Another unusual (to me) aspect of military life is the high population of Asians, namely, Koreans. Apparently, soldiers stationed overseas marry Korean women, return to the States, and find themselves divorced after their Korean wives join the Korean clique and never bother to learn American customs. I first found out about this while at a local base in Pennsylvania. I was shopping in AAFES, sporting an Army jacket and carrying my purchases in a bag that clearly stated "AAFES" across the front. A soldier turned, saw me, and asked if I worked there. Wondering if this was really an example of the world's finest, I told him I didn't. I was later informed that a lot of Asians work at AAFES. It's now a running joke that I want to be a manager of AAFES some day. But, I digress. Less than a mile from base is a Korean dry cleaner, barber, store and restaurant. On base, I saw at least one Korean woman working in the hairdressing salon. One might think that I could actually pass for being a legit Korean in this environment. Not really.
For years, Korea has struggled with homogeneity. Read this article by the NYT if you don't believe me. Marrying outside the race is unpatriotic (but, having grown up in America, I obviously don't have that issue). Also, you don't have to have a Korean mother to have a Korean mother (which I've learned since patronizing the local Korean restaurant). Combine those two facts with the fact that I tend to glare when I'm infuriated. Actually, it's not just a glare -- my dad has dubbed it the Korean Death Ray. And I recently learned that I am not the only one capable of delivering such a look. Every Korean is born with such a capability. So. Combine the racism, the ajumas (older Korean women/mothers) and the Korean Death Ray, and then throw a Korean-American walking with a +6' Caucasian into the mix. It can get a bit dodgy.
For example, yesterday I was in AAFES with The Sergeant. We were preparing to leave when I spotted an ajuma (typically identifiable by their tight perms, use of pastels and socks with sandals). As she neared, I glanced up at her and noticed that her eyes were slowly roving from The Sergeant to me, and back again with the most miserable frown and KDR I've seen in a long time. Since The Sergeant has taken the liberty of telling me that the Asians stare at us quite frequently, I decided that I had had enough.
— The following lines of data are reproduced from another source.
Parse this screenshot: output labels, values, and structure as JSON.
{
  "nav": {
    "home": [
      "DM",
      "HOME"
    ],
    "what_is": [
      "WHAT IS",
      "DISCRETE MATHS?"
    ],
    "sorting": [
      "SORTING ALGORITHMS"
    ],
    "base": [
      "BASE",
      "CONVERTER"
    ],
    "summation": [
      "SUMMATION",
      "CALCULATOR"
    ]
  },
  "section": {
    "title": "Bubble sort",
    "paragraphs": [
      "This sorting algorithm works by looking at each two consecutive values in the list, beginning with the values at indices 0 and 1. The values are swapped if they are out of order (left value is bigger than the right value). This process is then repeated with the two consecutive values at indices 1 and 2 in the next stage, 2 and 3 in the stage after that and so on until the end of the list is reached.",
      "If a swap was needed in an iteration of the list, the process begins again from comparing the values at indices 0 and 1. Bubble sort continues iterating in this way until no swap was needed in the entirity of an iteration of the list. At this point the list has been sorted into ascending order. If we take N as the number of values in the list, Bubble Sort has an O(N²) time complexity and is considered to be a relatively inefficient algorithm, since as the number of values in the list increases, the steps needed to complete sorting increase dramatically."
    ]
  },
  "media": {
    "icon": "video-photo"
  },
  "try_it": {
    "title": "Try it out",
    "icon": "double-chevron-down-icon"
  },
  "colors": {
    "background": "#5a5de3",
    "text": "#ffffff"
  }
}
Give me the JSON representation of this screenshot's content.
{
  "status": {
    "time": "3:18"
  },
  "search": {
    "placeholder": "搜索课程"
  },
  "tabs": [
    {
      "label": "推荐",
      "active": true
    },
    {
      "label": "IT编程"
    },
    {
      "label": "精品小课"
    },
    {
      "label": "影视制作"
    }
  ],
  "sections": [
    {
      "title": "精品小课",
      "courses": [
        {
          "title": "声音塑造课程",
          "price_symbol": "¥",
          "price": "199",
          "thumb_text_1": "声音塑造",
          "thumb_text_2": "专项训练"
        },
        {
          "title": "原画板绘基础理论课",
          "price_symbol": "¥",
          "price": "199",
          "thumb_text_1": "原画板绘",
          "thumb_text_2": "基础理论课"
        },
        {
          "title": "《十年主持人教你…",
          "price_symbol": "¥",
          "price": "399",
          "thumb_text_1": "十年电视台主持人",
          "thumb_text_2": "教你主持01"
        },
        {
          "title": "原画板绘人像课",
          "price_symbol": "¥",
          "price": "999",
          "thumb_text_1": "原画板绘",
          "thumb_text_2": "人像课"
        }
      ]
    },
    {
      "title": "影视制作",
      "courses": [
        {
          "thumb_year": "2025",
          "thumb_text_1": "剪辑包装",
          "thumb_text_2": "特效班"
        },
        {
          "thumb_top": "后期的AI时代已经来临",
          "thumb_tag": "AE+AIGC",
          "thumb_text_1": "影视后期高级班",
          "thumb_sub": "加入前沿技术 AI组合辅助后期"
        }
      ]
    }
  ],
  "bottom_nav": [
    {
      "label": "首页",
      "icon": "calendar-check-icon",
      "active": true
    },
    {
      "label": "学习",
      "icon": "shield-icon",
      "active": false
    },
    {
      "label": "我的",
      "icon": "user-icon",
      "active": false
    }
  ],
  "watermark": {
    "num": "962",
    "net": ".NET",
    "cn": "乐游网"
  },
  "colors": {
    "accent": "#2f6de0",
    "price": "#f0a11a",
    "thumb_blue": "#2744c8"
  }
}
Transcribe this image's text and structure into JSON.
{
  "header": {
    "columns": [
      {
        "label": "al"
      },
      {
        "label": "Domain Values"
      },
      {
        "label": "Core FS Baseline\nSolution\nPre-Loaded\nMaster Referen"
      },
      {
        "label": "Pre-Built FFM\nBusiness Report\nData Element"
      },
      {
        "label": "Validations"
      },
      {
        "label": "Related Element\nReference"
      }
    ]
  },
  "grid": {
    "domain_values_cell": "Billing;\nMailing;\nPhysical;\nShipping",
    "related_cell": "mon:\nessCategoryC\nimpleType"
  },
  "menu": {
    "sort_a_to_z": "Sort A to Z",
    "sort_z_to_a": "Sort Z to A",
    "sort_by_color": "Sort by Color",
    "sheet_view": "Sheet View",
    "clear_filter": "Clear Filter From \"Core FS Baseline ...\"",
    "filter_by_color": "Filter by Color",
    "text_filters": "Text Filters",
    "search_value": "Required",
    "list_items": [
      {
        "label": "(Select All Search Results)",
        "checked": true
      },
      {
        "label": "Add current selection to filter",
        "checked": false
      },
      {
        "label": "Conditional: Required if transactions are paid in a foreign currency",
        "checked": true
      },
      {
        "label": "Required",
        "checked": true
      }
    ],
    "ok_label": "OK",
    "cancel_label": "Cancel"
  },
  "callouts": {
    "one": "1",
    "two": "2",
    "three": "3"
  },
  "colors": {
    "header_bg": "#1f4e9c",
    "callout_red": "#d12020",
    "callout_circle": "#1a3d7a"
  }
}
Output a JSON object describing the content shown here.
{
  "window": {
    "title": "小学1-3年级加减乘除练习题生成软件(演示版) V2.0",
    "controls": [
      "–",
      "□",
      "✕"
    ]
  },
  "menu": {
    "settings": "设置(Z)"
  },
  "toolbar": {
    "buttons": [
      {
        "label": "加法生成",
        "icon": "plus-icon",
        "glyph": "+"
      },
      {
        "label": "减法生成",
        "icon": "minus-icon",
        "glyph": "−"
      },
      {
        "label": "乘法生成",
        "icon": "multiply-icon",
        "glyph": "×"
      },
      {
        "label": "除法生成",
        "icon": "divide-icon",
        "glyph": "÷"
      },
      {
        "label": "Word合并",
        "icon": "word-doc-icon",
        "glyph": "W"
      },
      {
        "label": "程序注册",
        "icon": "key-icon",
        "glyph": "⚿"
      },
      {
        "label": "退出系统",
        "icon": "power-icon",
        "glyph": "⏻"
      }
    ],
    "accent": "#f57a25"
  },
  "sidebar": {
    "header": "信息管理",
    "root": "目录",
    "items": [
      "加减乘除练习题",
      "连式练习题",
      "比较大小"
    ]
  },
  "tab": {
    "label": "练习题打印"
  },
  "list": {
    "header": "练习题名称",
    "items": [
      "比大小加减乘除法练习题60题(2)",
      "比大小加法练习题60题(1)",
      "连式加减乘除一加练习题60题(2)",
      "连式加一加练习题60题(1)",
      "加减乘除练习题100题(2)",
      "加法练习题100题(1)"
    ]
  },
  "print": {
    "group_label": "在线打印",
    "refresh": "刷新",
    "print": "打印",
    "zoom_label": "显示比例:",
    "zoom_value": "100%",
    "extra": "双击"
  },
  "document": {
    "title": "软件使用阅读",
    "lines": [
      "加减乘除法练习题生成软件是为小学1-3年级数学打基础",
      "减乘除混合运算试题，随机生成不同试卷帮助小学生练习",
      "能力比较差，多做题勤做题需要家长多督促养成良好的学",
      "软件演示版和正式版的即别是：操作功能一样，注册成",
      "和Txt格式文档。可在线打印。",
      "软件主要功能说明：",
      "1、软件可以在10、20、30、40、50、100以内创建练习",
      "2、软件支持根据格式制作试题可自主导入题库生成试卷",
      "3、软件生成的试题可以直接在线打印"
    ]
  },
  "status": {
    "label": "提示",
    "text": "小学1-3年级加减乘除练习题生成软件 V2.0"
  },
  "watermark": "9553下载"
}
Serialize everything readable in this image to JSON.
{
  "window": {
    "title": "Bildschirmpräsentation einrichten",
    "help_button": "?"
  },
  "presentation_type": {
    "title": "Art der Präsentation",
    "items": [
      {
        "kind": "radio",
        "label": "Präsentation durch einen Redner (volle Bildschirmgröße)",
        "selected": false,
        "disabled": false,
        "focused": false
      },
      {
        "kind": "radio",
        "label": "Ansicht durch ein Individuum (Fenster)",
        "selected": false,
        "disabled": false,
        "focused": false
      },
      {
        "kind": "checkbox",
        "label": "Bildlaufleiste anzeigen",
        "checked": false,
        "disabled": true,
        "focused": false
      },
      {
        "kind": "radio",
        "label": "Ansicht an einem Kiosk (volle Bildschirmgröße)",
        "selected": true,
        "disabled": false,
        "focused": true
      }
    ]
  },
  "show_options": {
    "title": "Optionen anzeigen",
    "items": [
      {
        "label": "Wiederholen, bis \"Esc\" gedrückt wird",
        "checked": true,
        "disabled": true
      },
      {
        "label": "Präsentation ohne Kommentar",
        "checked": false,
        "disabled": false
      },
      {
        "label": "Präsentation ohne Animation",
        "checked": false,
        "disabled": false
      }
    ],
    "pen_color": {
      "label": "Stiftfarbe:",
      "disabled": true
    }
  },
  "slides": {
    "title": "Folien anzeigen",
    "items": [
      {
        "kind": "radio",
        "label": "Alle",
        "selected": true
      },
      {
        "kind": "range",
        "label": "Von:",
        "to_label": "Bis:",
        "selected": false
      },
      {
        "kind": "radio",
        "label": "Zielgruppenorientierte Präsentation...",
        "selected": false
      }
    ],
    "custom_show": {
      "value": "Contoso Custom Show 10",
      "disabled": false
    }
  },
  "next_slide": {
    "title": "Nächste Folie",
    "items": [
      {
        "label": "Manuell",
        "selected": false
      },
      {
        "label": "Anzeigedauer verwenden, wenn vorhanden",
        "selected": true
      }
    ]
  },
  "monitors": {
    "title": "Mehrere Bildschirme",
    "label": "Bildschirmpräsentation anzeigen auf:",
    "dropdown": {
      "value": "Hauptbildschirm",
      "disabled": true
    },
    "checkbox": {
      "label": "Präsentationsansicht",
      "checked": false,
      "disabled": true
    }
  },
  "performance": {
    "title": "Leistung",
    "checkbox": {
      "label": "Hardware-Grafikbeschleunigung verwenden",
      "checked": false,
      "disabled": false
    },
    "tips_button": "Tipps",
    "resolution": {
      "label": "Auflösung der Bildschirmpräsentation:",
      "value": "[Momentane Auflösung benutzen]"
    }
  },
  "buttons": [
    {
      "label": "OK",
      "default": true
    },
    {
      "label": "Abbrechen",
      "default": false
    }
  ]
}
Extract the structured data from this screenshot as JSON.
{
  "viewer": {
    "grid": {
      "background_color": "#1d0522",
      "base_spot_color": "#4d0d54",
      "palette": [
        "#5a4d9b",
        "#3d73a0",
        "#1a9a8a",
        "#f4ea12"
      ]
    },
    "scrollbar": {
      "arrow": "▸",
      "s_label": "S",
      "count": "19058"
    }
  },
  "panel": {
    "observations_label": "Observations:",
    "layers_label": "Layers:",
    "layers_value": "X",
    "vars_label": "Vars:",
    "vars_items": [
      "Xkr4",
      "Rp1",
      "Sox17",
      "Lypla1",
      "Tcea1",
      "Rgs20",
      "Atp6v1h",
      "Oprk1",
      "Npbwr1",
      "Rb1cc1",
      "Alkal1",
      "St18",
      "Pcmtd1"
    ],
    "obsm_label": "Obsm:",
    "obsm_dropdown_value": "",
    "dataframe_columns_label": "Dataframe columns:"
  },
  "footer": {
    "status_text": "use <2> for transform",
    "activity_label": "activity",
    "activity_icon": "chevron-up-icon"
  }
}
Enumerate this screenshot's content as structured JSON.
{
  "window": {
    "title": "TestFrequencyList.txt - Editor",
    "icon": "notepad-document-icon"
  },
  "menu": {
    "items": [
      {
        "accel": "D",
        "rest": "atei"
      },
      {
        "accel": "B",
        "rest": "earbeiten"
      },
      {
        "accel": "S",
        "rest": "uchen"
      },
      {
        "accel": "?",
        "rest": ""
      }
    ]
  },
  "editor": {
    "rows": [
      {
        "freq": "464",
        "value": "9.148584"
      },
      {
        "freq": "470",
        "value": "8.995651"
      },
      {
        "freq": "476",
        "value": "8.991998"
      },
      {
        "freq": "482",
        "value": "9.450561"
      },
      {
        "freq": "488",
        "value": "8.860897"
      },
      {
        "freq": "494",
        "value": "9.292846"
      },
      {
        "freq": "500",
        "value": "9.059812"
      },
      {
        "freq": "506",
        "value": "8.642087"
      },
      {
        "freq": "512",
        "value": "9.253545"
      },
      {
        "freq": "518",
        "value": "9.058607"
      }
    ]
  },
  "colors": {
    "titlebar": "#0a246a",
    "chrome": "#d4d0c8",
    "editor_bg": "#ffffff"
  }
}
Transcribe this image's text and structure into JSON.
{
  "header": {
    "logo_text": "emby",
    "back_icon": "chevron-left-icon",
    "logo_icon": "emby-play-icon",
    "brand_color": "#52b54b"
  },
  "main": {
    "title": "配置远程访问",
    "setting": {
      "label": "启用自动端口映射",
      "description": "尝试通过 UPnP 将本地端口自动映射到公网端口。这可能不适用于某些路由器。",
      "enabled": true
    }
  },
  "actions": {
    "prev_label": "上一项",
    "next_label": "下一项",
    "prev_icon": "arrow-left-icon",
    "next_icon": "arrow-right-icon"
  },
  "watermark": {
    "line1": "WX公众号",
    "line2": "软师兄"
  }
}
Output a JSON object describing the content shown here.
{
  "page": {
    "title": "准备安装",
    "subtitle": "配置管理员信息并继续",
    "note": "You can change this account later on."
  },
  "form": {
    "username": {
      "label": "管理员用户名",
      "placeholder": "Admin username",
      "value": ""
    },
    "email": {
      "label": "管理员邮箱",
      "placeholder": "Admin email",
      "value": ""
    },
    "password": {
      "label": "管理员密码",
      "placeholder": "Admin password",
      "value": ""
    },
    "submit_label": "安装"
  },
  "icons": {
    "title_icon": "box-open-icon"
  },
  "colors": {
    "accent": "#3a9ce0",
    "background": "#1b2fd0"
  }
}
Mustering my own KDR, the ajuma and I had a stare down as we approached. I'd like to add that I totally won -- she looked away at the last moment. That's right. Fasian = 1. Ajuma = 0.